Your objective
Write out each record below exactly, but not the pictures.
(Dataset excerpts)
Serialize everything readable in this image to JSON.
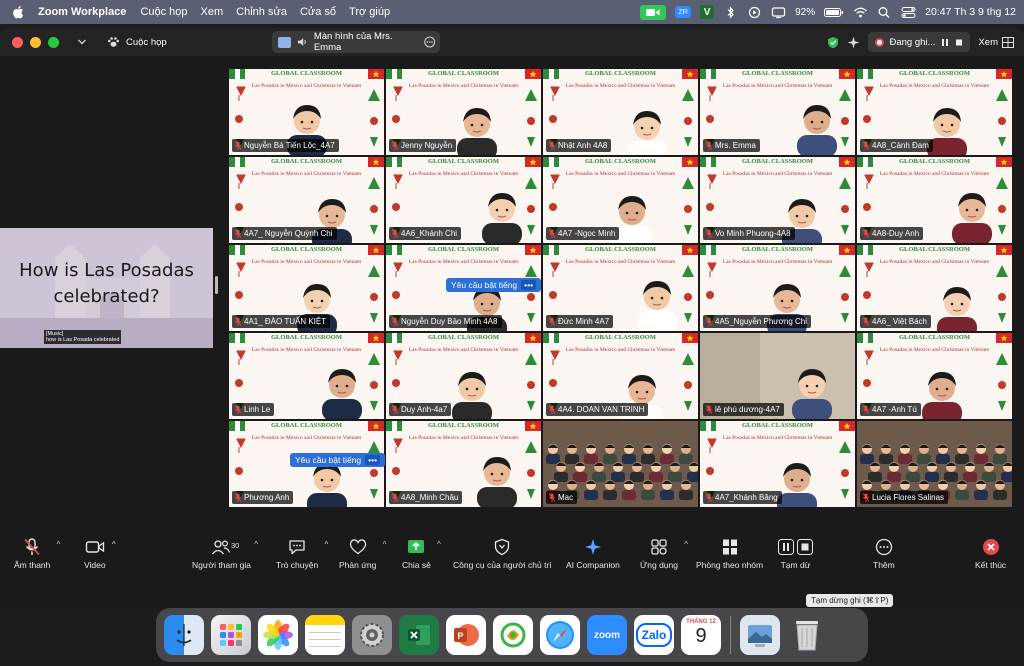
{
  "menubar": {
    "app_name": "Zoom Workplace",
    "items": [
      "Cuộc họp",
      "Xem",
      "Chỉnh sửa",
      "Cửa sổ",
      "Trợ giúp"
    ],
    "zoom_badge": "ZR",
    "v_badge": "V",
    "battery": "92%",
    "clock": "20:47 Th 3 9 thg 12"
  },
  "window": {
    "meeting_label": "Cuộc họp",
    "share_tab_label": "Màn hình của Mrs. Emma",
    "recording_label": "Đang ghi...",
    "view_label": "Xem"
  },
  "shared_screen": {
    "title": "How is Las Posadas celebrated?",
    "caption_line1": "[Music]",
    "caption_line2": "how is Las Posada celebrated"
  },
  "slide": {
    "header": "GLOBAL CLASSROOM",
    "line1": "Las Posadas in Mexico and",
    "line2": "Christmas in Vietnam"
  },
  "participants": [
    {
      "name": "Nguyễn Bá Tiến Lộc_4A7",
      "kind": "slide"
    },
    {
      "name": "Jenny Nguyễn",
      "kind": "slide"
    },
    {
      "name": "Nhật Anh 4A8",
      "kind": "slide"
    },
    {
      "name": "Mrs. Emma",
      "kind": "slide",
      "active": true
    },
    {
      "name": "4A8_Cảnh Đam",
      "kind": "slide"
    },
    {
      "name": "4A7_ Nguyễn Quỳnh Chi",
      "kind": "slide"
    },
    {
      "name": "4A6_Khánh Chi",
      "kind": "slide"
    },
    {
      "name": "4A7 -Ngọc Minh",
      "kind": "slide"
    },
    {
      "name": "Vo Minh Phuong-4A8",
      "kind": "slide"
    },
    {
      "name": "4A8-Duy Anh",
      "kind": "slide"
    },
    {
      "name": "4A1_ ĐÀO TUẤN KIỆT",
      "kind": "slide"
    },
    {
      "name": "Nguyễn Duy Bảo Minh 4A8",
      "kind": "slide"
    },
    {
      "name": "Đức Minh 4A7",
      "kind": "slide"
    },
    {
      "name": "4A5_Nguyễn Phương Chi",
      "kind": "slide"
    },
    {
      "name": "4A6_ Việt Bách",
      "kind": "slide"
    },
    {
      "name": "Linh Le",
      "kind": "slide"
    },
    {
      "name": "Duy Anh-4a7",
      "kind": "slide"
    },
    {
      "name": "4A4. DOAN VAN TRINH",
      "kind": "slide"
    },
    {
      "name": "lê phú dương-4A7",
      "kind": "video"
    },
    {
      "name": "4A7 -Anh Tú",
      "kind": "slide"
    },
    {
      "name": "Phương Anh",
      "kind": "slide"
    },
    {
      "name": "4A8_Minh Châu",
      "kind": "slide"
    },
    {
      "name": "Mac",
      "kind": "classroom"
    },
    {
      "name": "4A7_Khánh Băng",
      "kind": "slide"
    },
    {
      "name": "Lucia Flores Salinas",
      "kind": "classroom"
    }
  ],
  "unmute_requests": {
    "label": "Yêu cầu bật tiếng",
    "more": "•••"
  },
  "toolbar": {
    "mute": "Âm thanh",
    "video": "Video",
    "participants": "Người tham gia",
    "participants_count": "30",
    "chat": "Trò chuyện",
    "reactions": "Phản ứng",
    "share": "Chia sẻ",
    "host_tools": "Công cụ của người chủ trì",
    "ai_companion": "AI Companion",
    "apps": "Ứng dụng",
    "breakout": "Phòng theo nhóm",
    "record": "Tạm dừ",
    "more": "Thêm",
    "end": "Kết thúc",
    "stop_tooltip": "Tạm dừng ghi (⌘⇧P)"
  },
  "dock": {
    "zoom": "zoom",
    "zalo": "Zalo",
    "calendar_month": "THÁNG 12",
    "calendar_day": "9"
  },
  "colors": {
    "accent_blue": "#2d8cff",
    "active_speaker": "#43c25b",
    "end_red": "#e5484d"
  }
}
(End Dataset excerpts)
Solution to this exercise
Serialize everything readable in this image to JSON.
{
  "menubar": {
    "app_name": "Zoom Workplace",
    "items": [
      "Cuộc họp",
      "Xem",
      "Chỉnh sửa",
      "Cửa sổ",
      "Trợ giúp"
    ],
    "zoom_badge": "ZR",
    "v_badge": "V",
    "battery": "92%",
    "clock": "20:47 Th 3 9 thg 12"
  },
  "window": {
    "meeting_label": "Cuộc họp",
    "share_tab_label": "Màn hình của Mrs. Emma",
    "recording_label": "Đang ghi...",
    "view_label": "Xem"
  },
  "shared_screen": {
    "title": "How is Las Posadas celebrated?",
    "caption_line1": "[Music]",
    "caption_line2": "how is Las Posada celebrated"
  },
  "slide": {
    "header": "GLOBAL CLASSROOM",
    "line1": "Las Posadas in Mexico and",
    "line2": "Christmas in Vietnam"
  },
  "participants": [
    {
      "name": "Nguyễn Bá Tiến Lộc_4A7",
      "kind": "slide"
    },
    {
      "name": "Jenny Nguyễn",
      "kind": "slide"
    },
    {
      "name": "Nhật Anh 4A8",
      "kind": "slide"
    },
    {
      "name": "Mrs. Emma",
      "kind": "slide",
      "active": true
    },
    {
      "name": "4A8_Cảnh Đam",
      "kind": "slide"
    },
    {
      "name": "4A7_ Nguyễn Quỳnh Chi",
      "kind": "slide"
    },
    {
      "name": "4A6_Khánh Chi",
      "kind": "slide"
    },
    {
      "name": "4A7 -Ngọc Minh",
      "kind": "slide"
    },
    {
      "name": "Vo Minh Phuong-4A8",
      "kind": "slide"
    },
    {
      "name": "4A8-Duy Anh",
      "kind": "slide"
    },
    {
      "name": "4A1_ ĐÀO TUẤN KIỆT",
      "kind": "slide"
    },
    {
      "name": "Nguyễn Duy Bảo Minh 4A8",
      "kind": "slide"
    },
    {
      "name": "Đức Minh 4A7",
      "kind": "slide"
    },
    {
      "name": "4A5_Nguyễn Phương Chi",
      "kind": "slide"
    },
    {
      "name": "4A6_ Việt Bách",
      "kind": "slide"
    },
    {
      "name": "Linh Le",
      "kind": "slide"
    },
    {
      "name": "Duy Anh-4a7",
      "kind": "slide"
    },
    {
      "name": "4A4. DOAN VAN TRINH",
      "kind": "slide"
    },
    {
      "name": "lê phú dương-4A7",
      "kind": "video"
    },
    {
      "name": "4A7 -Anh Tú",
      "kind": "slide"
    },
    {
      "name": "Phương Anh",
      "kind": "slide"
    },
    {
      "name": "4A8_Minh Châu",
      "kind": "slide"
    },
    {
      "name": "Mac",
      "kind": "classroom"
    },
    {
      "name": "4A7_Khánh Băng",
      "kind": "slide"
    },
    {
      "name": "Lucia Flores Salinas",
      "kind": "classroom"
    }
  ],
  "unmute_requests": {
    "label": "Yêu cầu bật tiếng",
    "more": "•••"
  },
  "toolbar": {
    "mute": "Âm thanh",
    "video": "Video",
    "participants": "Người tham gia",
    "participants_count": "30",
    "chat": "Trò chuyện",
    "reactions": "Phản ứng",
    "share": "Chia sẻ",
    "host_tools": "Công cụ của người chủ trì",
    "ai_companion": "AI Companion",
    "apps": "Ứng dụng",
    "breakout": "Phòng theo nhóm",
    "record": "Tạm dừ",
    "more": "Thêm",
    "end": "Kết thúc",
    "stop_tooltip": "Tạm dừng ghi (⌘⇧P)"
  },
  "dock": {
    "zoom": "zoom",
    "zalo": "Zalo",
    "calendar_month": "THÁNG 12",
    "calendar_day": "9"
  },
  "colors": {
    "accent_blue": "#2d8cff",
    "active_speaker": "#43c25b",
    "end_red": "#e5484d"
  }
}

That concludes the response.